:: DATA FOR PROCESSING ::
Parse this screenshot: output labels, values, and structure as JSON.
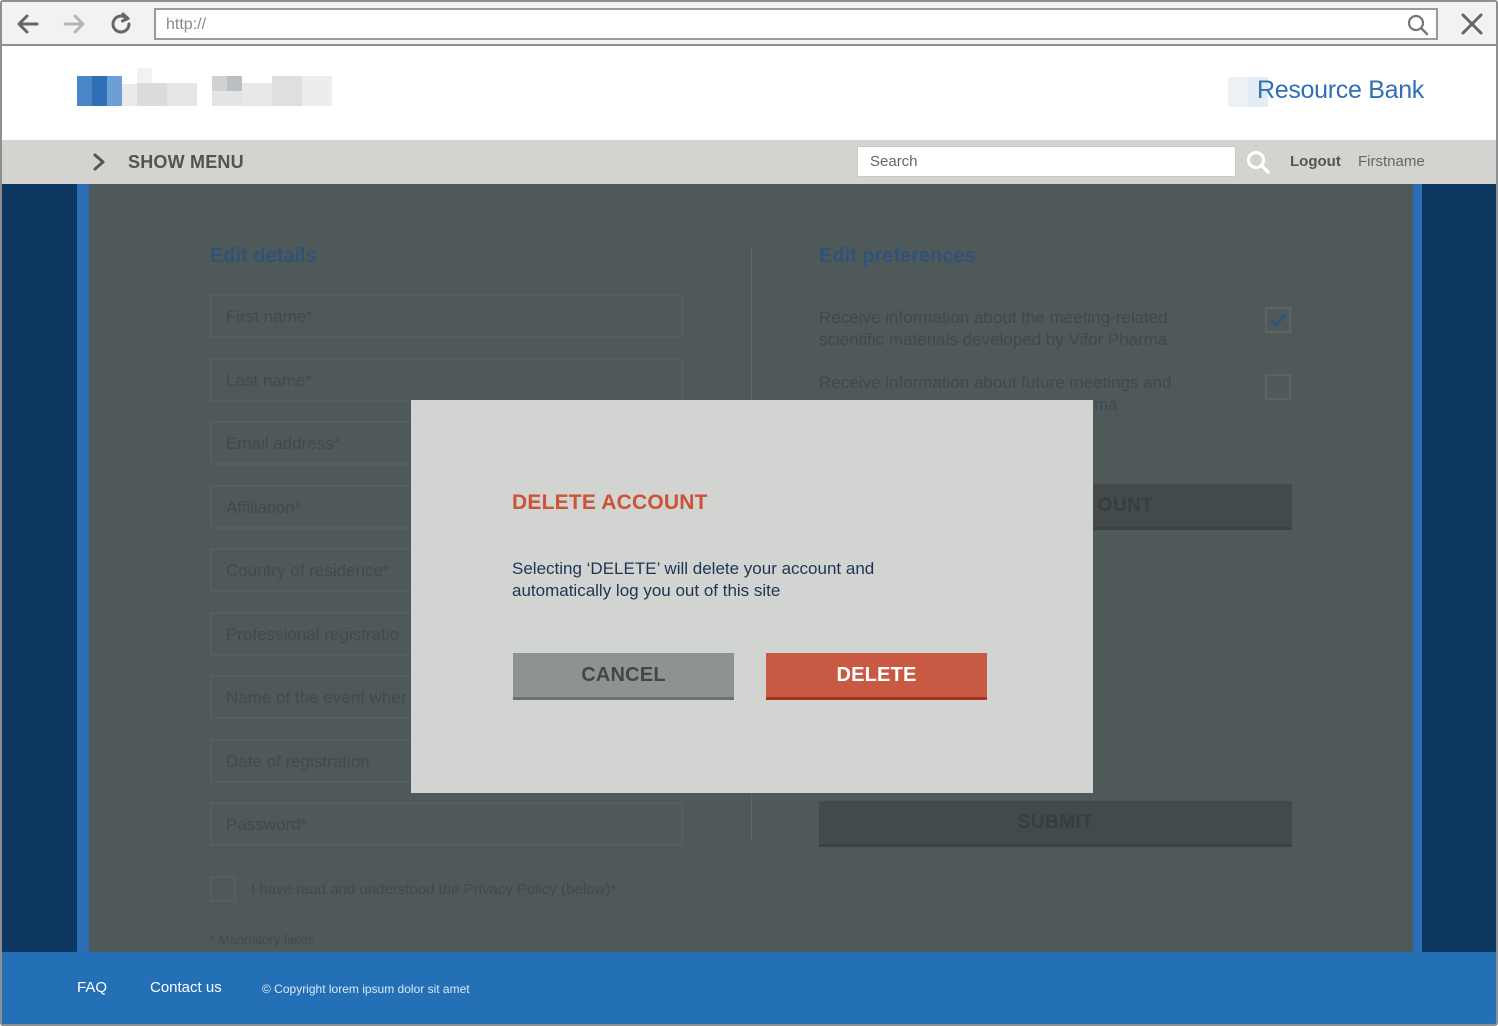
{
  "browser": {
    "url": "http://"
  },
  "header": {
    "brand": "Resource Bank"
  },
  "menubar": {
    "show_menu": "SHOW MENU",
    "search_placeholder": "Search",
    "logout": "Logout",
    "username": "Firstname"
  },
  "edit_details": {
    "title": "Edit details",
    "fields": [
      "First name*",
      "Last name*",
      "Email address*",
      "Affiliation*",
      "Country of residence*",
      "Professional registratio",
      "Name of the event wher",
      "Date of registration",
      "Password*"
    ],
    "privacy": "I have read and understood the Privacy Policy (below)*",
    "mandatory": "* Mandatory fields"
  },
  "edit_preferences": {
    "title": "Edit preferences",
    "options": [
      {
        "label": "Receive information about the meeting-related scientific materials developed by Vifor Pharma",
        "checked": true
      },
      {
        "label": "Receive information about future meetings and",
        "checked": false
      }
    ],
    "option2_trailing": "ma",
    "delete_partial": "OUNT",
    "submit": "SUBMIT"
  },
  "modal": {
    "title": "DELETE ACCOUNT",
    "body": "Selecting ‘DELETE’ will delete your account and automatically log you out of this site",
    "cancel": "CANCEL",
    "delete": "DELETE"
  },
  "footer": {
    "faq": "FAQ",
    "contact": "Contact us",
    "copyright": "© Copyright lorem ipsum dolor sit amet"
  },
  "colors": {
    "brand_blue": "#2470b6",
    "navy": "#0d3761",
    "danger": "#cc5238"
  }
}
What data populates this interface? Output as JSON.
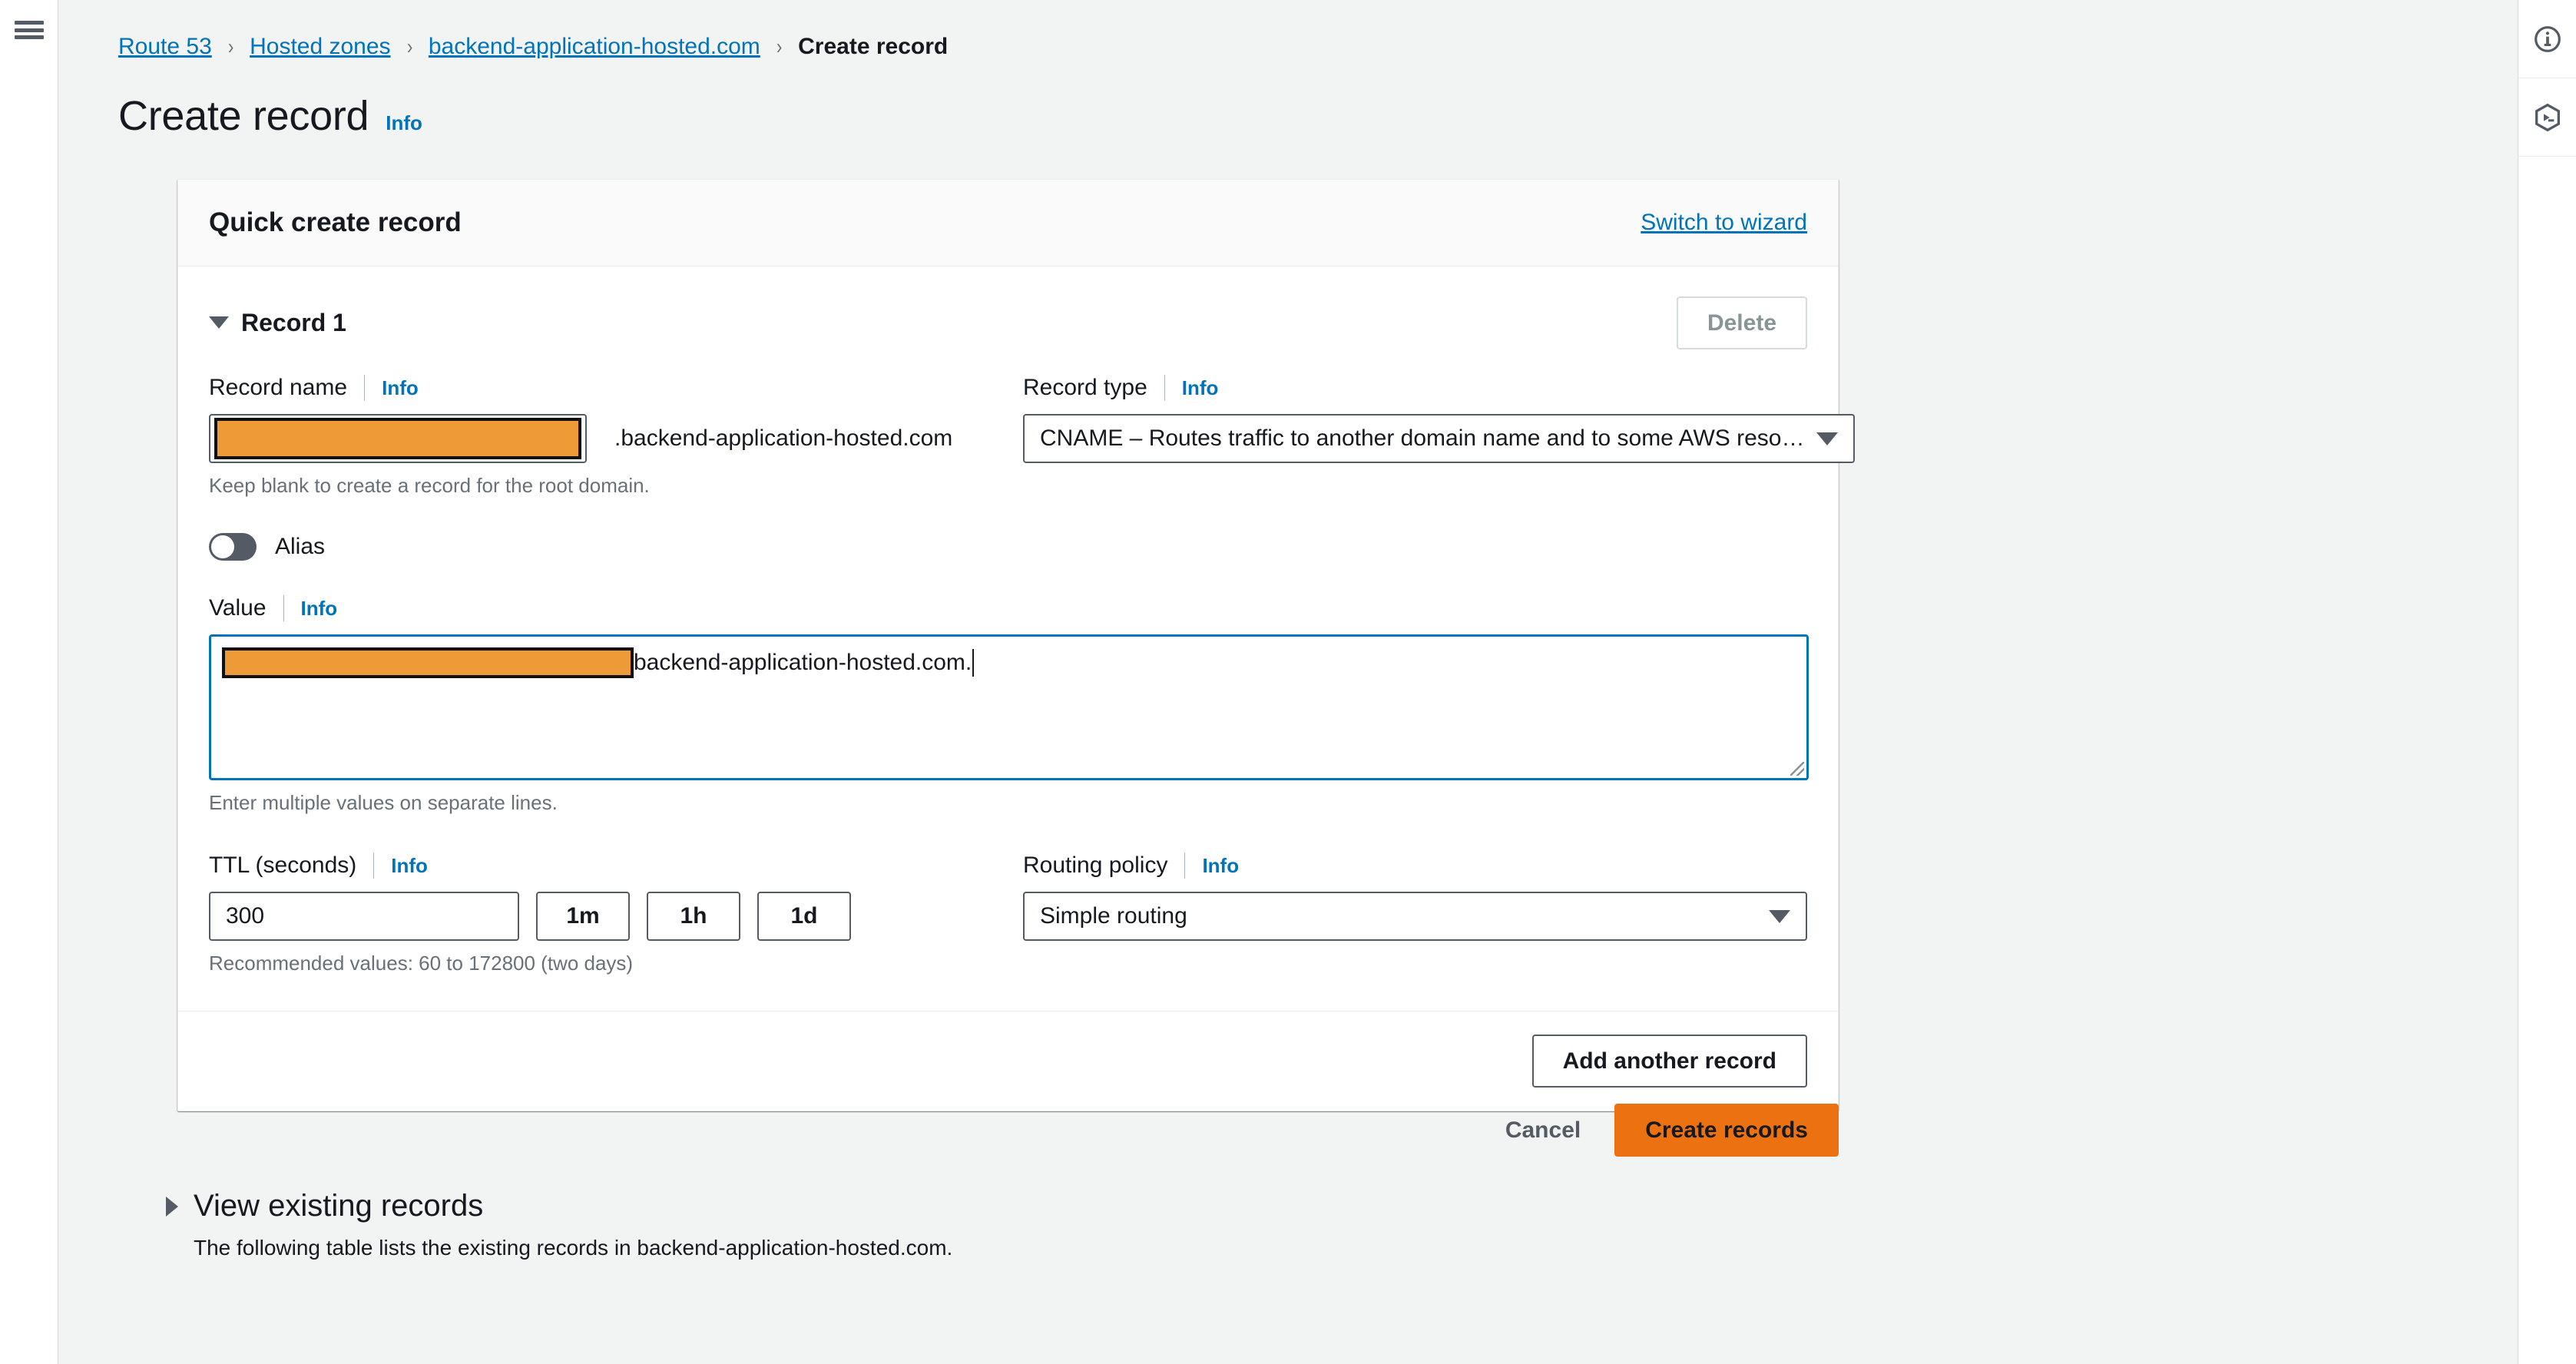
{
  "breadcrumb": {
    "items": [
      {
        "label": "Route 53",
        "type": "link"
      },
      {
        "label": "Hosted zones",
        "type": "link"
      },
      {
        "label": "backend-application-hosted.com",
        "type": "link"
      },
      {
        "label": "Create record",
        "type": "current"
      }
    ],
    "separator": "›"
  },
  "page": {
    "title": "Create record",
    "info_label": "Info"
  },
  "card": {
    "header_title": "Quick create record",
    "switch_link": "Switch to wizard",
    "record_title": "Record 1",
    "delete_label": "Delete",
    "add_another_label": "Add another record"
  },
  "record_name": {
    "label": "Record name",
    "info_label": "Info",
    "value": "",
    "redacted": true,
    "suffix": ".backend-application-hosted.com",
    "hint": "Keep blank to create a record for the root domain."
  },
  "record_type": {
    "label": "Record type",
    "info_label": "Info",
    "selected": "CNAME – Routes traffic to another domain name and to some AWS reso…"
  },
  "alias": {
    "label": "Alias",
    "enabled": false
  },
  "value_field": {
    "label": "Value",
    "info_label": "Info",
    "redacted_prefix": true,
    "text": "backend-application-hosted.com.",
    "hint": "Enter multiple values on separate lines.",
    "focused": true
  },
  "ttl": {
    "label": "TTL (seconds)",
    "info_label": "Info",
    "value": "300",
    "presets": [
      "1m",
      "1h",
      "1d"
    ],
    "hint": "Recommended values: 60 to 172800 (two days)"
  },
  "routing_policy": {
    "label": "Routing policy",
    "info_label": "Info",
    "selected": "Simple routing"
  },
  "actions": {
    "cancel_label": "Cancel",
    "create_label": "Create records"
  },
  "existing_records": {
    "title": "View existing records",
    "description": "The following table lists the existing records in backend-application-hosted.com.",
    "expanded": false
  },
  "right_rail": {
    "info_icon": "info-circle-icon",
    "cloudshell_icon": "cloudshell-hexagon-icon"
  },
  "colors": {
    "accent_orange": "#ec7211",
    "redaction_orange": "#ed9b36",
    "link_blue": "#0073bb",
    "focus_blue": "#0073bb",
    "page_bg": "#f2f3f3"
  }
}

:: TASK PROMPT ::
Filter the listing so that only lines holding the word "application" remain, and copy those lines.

:: WRITTEN RESPONSE ::
        "label": "backend-application-hosted.com",
    "suffix": ".backend-application-hosted.com",
    "text": "backend-application-hosted.com.",
    "description": "The following table lists the existing records in backend-application-hosted.com.",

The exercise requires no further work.